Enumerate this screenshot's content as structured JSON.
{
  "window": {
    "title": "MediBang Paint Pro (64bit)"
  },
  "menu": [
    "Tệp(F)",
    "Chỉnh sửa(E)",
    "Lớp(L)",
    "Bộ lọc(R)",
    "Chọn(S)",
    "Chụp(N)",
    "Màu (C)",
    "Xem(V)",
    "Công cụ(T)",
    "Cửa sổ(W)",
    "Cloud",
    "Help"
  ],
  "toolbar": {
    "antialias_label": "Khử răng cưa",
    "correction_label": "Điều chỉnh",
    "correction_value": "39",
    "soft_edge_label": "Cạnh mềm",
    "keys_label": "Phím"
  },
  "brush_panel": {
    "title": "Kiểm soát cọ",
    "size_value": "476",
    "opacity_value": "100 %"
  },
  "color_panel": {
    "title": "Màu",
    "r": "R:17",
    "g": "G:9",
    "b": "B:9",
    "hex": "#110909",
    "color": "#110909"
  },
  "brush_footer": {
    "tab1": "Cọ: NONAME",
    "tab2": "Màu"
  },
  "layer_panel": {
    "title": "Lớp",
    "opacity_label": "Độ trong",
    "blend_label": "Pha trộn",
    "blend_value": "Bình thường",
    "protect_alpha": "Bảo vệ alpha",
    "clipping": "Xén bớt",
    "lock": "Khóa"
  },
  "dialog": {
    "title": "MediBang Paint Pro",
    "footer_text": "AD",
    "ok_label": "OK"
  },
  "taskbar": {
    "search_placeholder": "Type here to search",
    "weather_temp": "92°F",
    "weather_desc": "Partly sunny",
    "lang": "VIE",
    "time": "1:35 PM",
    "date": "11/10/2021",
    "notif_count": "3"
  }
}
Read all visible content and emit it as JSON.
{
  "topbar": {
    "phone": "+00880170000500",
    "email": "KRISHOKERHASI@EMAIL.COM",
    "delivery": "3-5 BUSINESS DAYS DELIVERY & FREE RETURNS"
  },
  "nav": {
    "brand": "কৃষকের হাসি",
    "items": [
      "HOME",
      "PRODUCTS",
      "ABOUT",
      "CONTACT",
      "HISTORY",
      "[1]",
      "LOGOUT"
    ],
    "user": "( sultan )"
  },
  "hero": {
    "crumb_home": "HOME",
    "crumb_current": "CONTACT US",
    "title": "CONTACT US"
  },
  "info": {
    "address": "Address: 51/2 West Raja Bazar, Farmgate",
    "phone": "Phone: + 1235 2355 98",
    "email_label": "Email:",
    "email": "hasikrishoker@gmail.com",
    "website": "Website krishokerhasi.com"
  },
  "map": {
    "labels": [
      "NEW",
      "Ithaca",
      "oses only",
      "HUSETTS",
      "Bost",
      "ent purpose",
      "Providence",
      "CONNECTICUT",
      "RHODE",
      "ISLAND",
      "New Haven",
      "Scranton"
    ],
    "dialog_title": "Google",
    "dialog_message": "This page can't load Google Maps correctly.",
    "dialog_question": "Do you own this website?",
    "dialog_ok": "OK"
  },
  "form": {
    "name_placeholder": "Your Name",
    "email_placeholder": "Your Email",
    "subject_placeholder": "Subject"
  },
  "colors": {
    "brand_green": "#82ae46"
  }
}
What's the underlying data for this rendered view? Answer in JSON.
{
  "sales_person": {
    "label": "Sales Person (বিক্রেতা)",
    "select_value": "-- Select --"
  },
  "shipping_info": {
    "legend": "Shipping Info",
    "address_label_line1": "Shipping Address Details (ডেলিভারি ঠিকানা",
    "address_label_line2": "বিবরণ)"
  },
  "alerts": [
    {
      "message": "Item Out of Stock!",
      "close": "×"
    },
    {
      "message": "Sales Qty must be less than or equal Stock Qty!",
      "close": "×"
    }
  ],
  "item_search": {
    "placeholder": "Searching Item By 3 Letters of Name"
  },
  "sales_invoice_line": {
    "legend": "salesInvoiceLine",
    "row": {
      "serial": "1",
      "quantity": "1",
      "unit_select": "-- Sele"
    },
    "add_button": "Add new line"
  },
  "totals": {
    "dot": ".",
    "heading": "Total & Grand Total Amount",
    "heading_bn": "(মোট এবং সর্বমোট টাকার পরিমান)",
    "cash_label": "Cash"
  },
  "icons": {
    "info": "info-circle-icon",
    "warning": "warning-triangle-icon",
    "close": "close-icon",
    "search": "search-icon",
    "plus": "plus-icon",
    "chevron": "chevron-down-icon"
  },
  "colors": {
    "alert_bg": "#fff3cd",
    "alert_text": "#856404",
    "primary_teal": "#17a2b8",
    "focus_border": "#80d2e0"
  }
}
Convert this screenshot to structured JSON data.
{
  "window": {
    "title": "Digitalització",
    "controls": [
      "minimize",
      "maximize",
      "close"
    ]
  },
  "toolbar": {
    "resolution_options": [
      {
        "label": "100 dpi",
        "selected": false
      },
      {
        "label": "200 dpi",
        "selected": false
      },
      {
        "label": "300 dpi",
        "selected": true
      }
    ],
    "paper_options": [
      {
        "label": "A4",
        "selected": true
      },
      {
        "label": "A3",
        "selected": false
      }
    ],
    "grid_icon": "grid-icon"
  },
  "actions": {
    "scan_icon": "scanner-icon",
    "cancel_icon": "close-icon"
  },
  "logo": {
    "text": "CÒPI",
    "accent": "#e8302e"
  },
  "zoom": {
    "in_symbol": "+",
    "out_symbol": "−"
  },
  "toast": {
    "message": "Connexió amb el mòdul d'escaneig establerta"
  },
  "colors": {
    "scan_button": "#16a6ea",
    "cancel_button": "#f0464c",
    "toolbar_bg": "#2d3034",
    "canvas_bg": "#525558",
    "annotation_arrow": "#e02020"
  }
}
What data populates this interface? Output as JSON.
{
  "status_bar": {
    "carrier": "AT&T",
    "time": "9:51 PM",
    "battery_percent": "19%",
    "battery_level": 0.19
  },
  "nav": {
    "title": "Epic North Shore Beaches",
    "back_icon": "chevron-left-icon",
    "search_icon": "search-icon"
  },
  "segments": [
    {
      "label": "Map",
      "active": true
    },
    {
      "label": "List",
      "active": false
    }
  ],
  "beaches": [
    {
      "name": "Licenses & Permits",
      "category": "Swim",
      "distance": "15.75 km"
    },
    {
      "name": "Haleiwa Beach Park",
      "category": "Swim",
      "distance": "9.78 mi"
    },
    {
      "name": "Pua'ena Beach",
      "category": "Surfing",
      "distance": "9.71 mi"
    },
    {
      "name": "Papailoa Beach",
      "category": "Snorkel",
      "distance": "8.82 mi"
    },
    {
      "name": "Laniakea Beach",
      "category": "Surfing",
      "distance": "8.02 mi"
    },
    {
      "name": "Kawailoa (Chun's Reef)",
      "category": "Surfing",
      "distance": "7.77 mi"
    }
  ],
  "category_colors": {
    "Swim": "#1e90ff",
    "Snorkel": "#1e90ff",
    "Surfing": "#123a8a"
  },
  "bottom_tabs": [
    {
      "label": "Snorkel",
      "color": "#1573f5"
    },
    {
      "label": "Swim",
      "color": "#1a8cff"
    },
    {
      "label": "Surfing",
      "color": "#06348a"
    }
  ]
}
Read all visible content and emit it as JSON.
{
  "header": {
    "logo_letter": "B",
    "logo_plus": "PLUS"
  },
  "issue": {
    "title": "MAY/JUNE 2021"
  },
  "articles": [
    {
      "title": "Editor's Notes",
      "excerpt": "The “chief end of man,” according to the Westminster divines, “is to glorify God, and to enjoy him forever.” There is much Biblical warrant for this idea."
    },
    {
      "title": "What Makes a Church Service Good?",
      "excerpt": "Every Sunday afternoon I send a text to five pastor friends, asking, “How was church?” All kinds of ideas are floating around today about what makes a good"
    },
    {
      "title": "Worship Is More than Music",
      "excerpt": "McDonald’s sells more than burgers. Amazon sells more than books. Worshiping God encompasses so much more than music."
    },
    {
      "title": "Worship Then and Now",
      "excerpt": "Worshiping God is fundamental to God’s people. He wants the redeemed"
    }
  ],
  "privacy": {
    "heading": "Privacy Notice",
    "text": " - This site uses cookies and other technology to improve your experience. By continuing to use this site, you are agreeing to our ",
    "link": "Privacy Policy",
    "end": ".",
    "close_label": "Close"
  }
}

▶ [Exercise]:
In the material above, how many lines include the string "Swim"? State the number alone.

▶ [Answer section]:
4